Continue reading to learn the symptoms of hip dysplasia, as well as some of the common treatments available, and remember that working with your vet will be the key to giving your pet the help he needs.
What Is Hip Dysplasia?
Hip dysplasia is a condition that affects the skeletal system and it often affects larger breeds. However, it is also seen in smaller breeds too.
This disorder affects the ball and socket hip joint. A dog with hip dysplasia will have a hip joint that does not develop correctly. As a result, it grinds and rubs when it should instead be sliding comfortably and smoothly. Over time, the disorder causes a deterioration of the hip joint. Eventually, the function of the joint is lost.
What Are the Symptoms of Hip Dysplasia?
Dogs can develop hip dysplasia at a young age, with some canines showing symptoms when they are just a few months old. But dogs can also develop this condition later on, such as when they end up with osteoarthritis as seniors.
A few symptoms are associated with this disorder, but they could vary depending upon how much inflammation your dog is dealing with, how loose the joint is, and how severe the disorder is.
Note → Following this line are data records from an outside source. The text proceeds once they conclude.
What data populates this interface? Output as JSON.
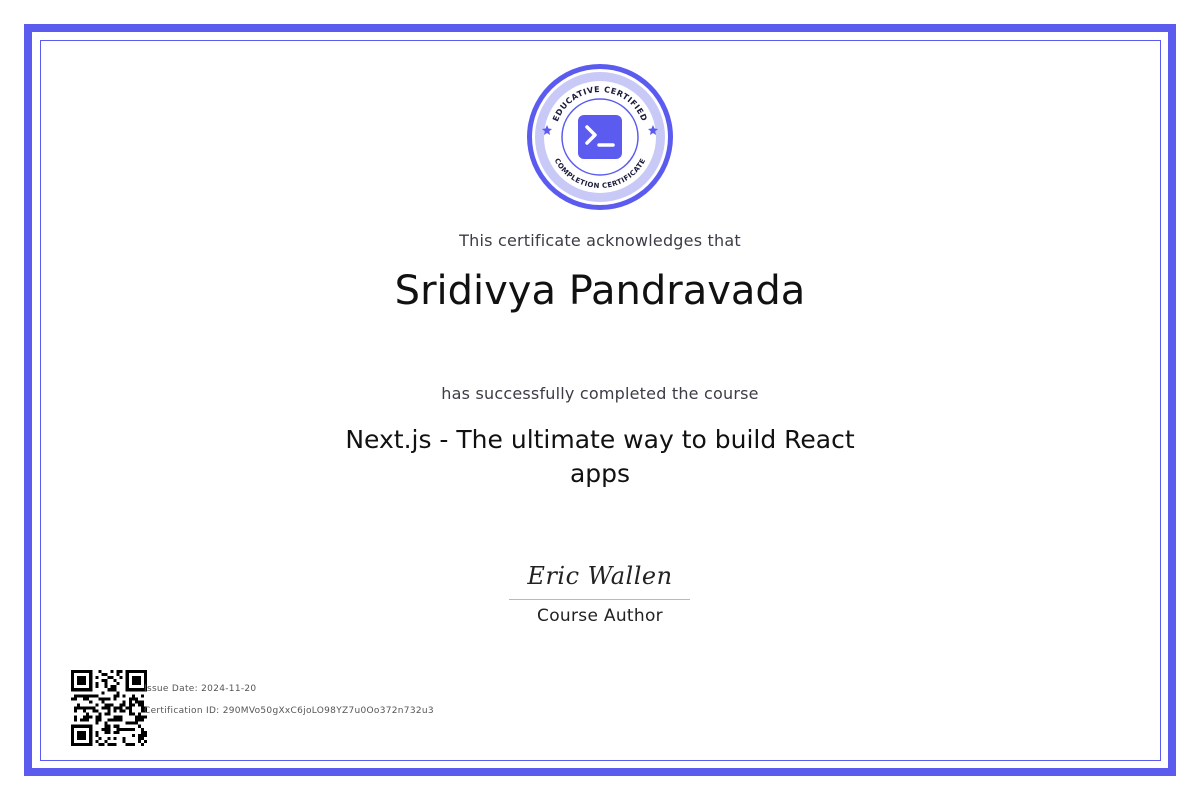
{
  "certificate": {
    "badge": {
      "top_text": "EDUCATIVE CERTIFIED",
      "bottom_text": "COMPLETION CERTIFICATE",
      "icon": "terminal-icon"
    },
    "acknowledges_text": "This certificate acknowledges that",
    "recipient_name": "Sridivya Pandravada",
    "completed_text": "has successfully completed the course",
    "course_title": "Next.js - The ultimate way to build React apps",
    "signature_name": "Eric Wallen",
    "signature_role": "Course Author",
    "issue_date_label": "Issue Date:",
    "issue_date": "2024-11-20",
    "certification_id_label": "Certification ID:",
    "certification_id": "290MVo50gXxC6joLO98YZ7u0Oo372n732u3"
  },
  "colors": {
    "accent": "#5b5bf0",
    "badge_ring_light": "#c9c9f7",
    "text_dark": "#111111",
    "text_muted": "#3c3c46"
  }
}
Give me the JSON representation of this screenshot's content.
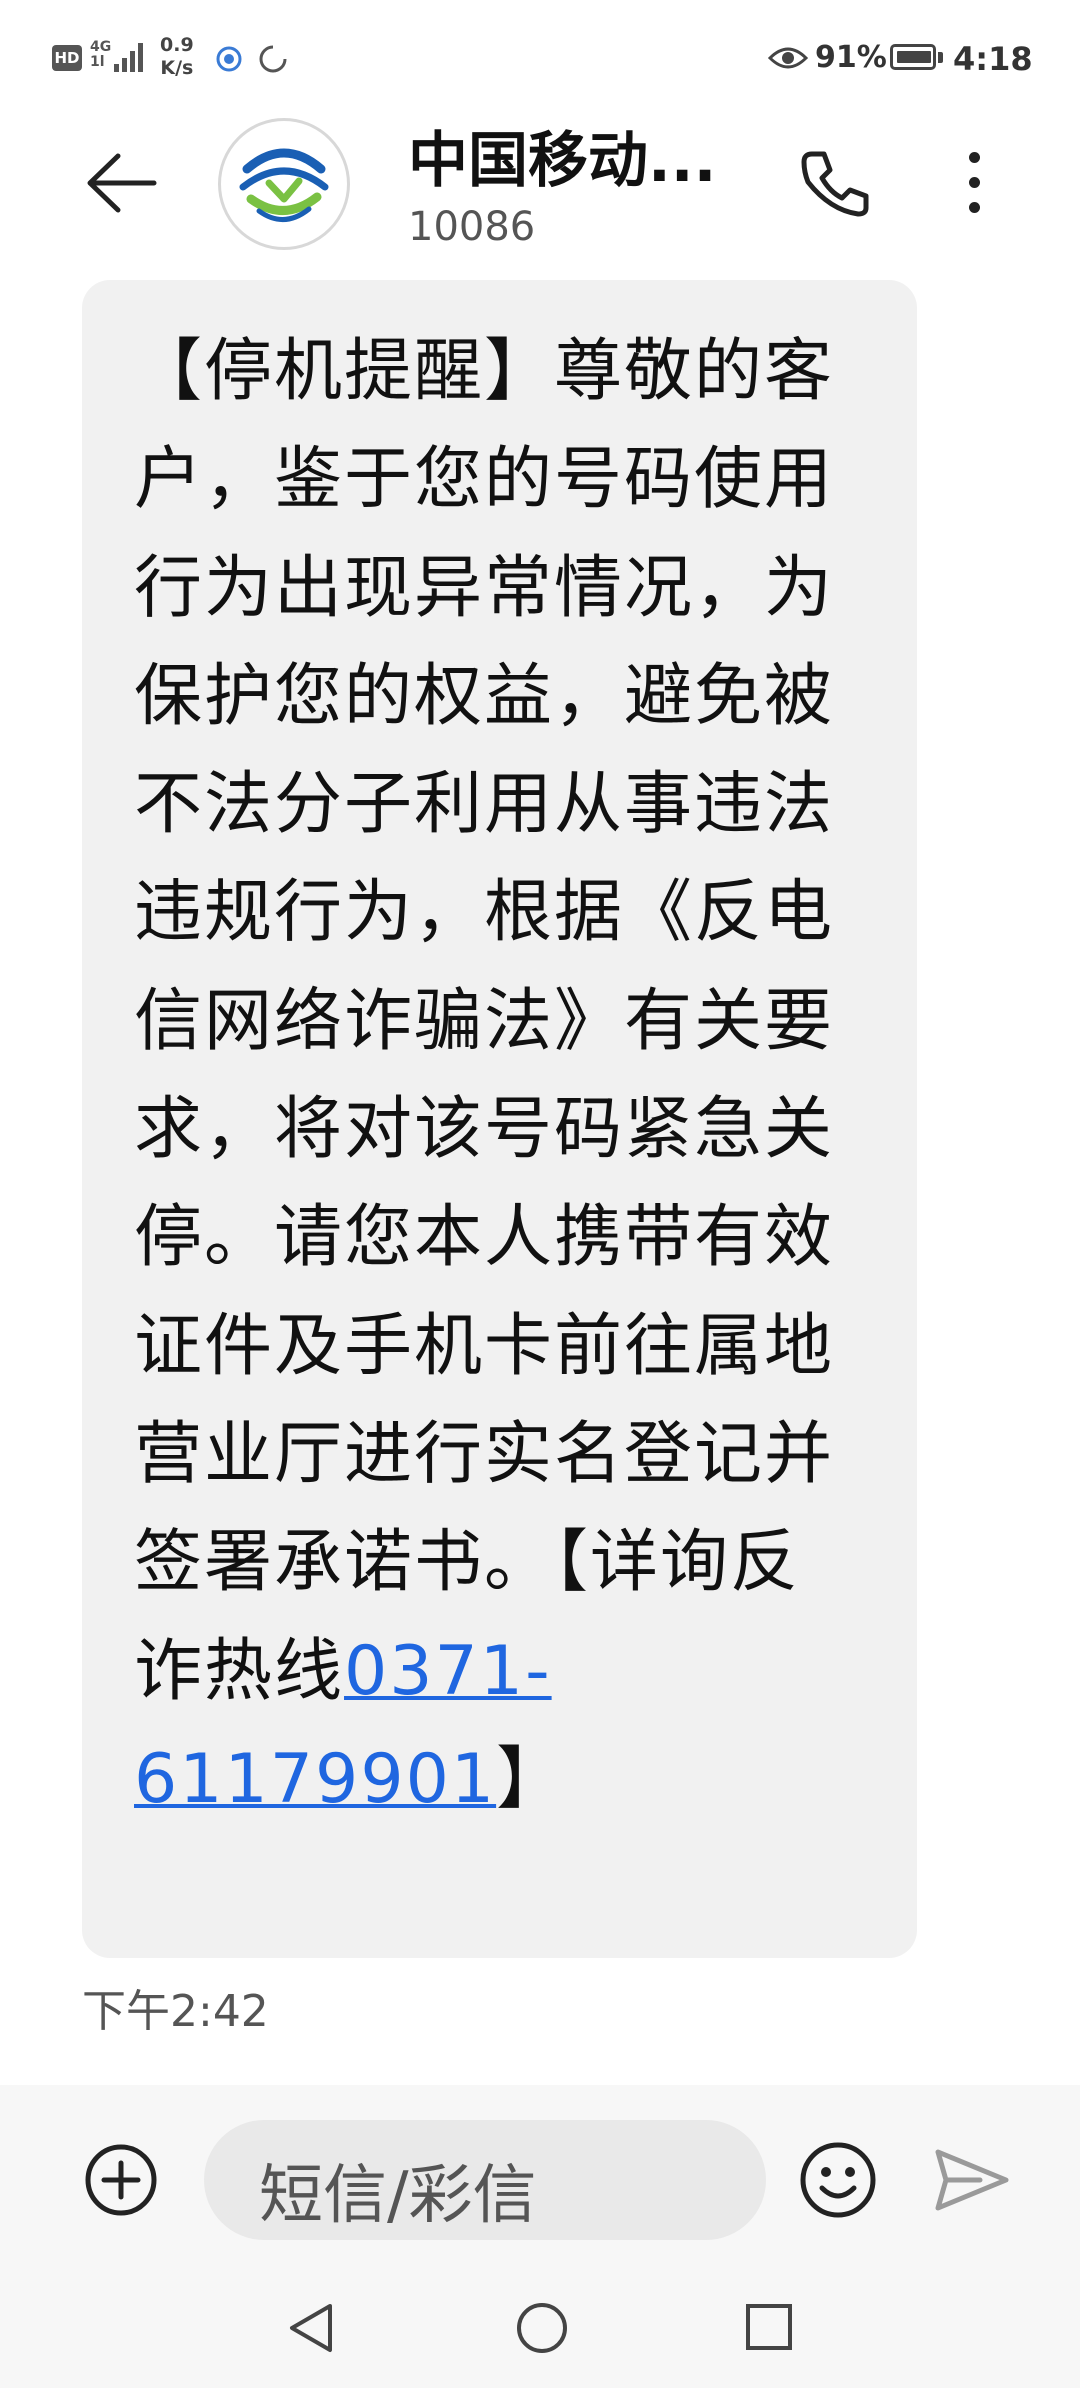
{
  "status_bar": {
    "hd": "HD",
    "network_type": "4G",
    "network_sub": "1l",
    "speed_value": "0.9",
    "speed_unit": "K/s",
    "battery_percent": "91%",
    "time": "4:18"
  },
  "header": {
    "contact_name": "中国移动...",
    "contact_number": "10086"
  },
  "message": {
    "body": "【停机提醒】尊敬的客户，鉴于您的号码使用行为出现异常情况，为保护您的权益，避免被不法分子利用从事违法违规行为，根据《反电信网络诈骗法》有关要求，将对该号码紧急关停。请您本人携带有效证件及手机卡前往属地营业厅进行实名登记并签署承诺书。【详询反诈热线",
    "phone_link": "0371-61179901",
    "body_end": "】",
    "timestamp": "下午2:42"
  },
  "composer": {
    "placeholder": "短信/彩信"
  },
  "icons": {
    "back": "arrow-left-icon",
    "call": "phone-icon",
    "more": "more-vertical-icon",
    "add": "plus-circle-icon",
    "emoji": "emoji-icon",
    "send": "send-icon"
  },
  "colors": {
    "link": "#1f66e0",
    "bubble": "#f1f1f1",
    "logo_blue": "#1a5fb4",
    "logo_green": "#7ac143"
  }
}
Generally, hip dysplasia could cause symptoms that include stiffness and pain. This could result in your dog having less range of motion and displaying a reduced ability to remain active. You might find that your dog has a narrower than normal stance, or his thigh muscles may lose mass. You might even notice that there is lameness in your dog’s hind end, or your dog is reluctant to run, climb stairs, jump, or even get up off the floor.
What Are the Treatments for Hip Dysplasia?
There are several treatment options for hip dysplasia. Your vet may recommend that your dog undergo a surgical procedure, but this will depend on your dog’s size and age, as well as the severity of the disorder. Options include a triple pelvic osteotomy, a juvenile public symphysiodesis, a total hip replacement, or a femoral head and neck excision.
Hip dysplasia can also be treated in other ways. Your vet can recommend specific exercises for your canine companion, and you may need to also put your pet on a diet to lose some excess weight. Setting up a warm and comfortable area to sleep can be helpful, and providing your pet with things like ramps to make it easier to get around can also be beneficial in reducing pain. Vets might even recommend massages and physical therapy, as well as supplements like glucosamine, chondroitin, omega-3 fatty acids, green-lipped mussels, MSM, and SAMe, as a few examples.
If your dog is diagnosed with hip dysplasia, rest assured that there are treatment options out there. Working with your vet will help you improve your dog’s condition.